# Exercise prompt:
Return the entries in their entirety, precisely as given.

Data entries
>>>>
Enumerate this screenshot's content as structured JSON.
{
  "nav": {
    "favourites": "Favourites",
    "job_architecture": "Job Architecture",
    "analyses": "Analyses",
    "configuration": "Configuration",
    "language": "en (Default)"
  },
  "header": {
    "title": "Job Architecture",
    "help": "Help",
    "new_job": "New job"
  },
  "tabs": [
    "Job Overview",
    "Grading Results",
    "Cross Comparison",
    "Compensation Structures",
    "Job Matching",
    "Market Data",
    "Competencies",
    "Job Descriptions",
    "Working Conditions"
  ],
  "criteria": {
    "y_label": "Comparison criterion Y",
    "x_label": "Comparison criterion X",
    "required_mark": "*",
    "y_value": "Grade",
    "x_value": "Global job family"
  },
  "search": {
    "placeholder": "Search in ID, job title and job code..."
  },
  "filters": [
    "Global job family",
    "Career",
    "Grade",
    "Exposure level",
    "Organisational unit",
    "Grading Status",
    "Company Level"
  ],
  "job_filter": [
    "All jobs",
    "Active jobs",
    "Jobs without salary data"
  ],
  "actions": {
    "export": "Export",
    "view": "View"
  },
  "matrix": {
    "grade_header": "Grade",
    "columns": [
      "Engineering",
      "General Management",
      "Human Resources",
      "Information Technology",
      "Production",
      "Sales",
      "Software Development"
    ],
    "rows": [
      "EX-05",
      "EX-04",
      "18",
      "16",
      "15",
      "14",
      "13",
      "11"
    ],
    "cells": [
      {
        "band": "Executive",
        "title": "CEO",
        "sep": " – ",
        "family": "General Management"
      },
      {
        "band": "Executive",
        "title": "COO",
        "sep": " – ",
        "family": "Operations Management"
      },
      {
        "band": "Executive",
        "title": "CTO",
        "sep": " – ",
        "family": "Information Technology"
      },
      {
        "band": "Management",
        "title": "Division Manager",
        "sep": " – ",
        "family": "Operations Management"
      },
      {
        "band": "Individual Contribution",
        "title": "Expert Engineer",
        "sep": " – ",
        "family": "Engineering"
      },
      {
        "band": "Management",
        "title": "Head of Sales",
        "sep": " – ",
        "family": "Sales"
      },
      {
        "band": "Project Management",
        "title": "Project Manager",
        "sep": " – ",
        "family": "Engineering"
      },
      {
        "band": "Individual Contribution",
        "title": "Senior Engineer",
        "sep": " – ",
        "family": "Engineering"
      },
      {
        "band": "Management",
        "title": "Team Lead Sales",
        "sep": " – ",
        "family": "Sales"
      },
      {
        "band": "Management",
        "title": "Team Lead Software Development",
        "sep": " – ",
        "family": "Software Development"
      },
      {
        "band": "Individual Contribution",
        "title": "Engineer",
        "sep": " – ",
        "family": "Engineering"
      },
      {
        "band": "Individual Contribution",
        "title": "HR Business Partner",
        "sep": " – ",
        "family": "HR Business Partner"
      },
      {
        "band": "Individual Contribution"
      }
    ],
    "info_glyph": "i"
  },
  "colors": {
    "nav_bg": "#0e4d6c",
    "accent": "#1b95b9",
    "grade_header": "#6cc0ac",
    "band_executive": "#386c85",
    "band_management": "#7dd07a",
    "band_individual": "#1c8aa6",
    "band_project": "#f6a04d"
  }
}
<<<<
# Result:
Enumerate this screenshot's content as structured JSON.
{
  "nav": {
    "favourites": "Favourites",
    "job_architecture": "Job Architecture",
    "analyses": "Analyses",
    "configuration": "Configuration",
    "language": "en (Default)"
  },
  "header": {
    "title": "Job Architecture",
    "help": "Help",
    "new_job": "New job"
  },
  "tabs": [
    "Job Overview",
    "Grading Results",
    "Cross Comparison",
    "Compensation Structures",
    "Job Matching",
    "Market Data",
    "Competencies",
    "Job Descriptions",
    "Working Conditions"
  ],
  "criteria": {
    "y_label": "Comparison criterion Y",
    "x_label": "Comparison criterion X",
    "required_mark": "*",
    "y_value": "Grade",
    "x_value": "Global job family"
  },
  "search": {
    "placeholder": "Search in ID, job title and job code..."
  },
  "filters": [
    "Global job family",
    "Career",
    "Grade",
    "Exposure level",
    "Organisational unit",
    "Grading Status",
    "Company Level"
  ],
  "job_filter": [
    "All jobs",
    "Active jobs",
    "Jobs without salary data"
  ],
  "actions": {
    "export": "Export",
    "view": "View"
  },
  "matrix": {
    "grade_header": "Grade",
    "columns": [
      "Engineering",
      "General Management",
      "Human Resources",
      "Information Technology",
      "Production",
      "Sales",
      "Software Development"
    ],
    "rows": [
      "EX-05",
      "EX-04",
      "18",
      "16",
      "15",
      "14",
      "13",
      "11"
    ],
    "cells": [
      {
        "band": "Executive",
        "title": "CEO",
        "sep": " – ",
        "family": "General Management"
      },
      {
        "band": "Executive",
        "title": "COO",
        "sep": " – ",
        "family": "Operations Management"
      },
      {
        "band": "Executive",
        "title": "CTO",
        "sep": " – ",
        "family": "Information Technology"
      },
      {
        "band": "Management",
        "title": "Division Manager",
        "sep": " – ",
        "family": "Operations Management"
      },
      {
        "band": "Individual Contribution",
        "title": "Expert Engineer",
        "sep": " – ",
        "family": "Engineering"
      },
      {
        "band": "Management",
        "title": "Head of Sales",
        "sep": " – ",
        "family": "Sales"
      },
      {
        "band": "Project Management",
        "title": "Project Manager",
        "sep": " – ",
        "family": "Engineering"
      },
      {
        "band": "Individual Contribution",
        "title": "Senior Engineer",
        "sep": " – ",
        "family": "Engineering"
      },
      {
        "band": "Management",
        "title": "Team Lead Sales",
        "sep": " – ",
        "family": "Sales"
      },
      {
        "band": "Management",
        "title": "Team Lead Software Development",
        "sep": " – ",
        "family": "Software Development"
      },
      {
        "band": "Individual Contribution",
        "title": "Engineer",
        "sep": " – ",
        "family": "Engineering"
      },
      {
        "band": "Individual Contribution",
        "title": "HR Business Partner",
        "sep": " – ",
        "family": "HR Business Partner"
      },
      {
        "band": "Individual Contribution"
      }
    ],
    "info_glyph": "i"
  },
  "colors": {
    "nav_bg": "#0e4d6c",
    "accent": "#1b95b9",
    "grade_header": "#6cc0ac",
    "band_executive": "#386c85",
    "band_management": "#7dd07a",
    "band_individual": "#1c8aa6",
    "band_project": "#f6a04d"
  }
}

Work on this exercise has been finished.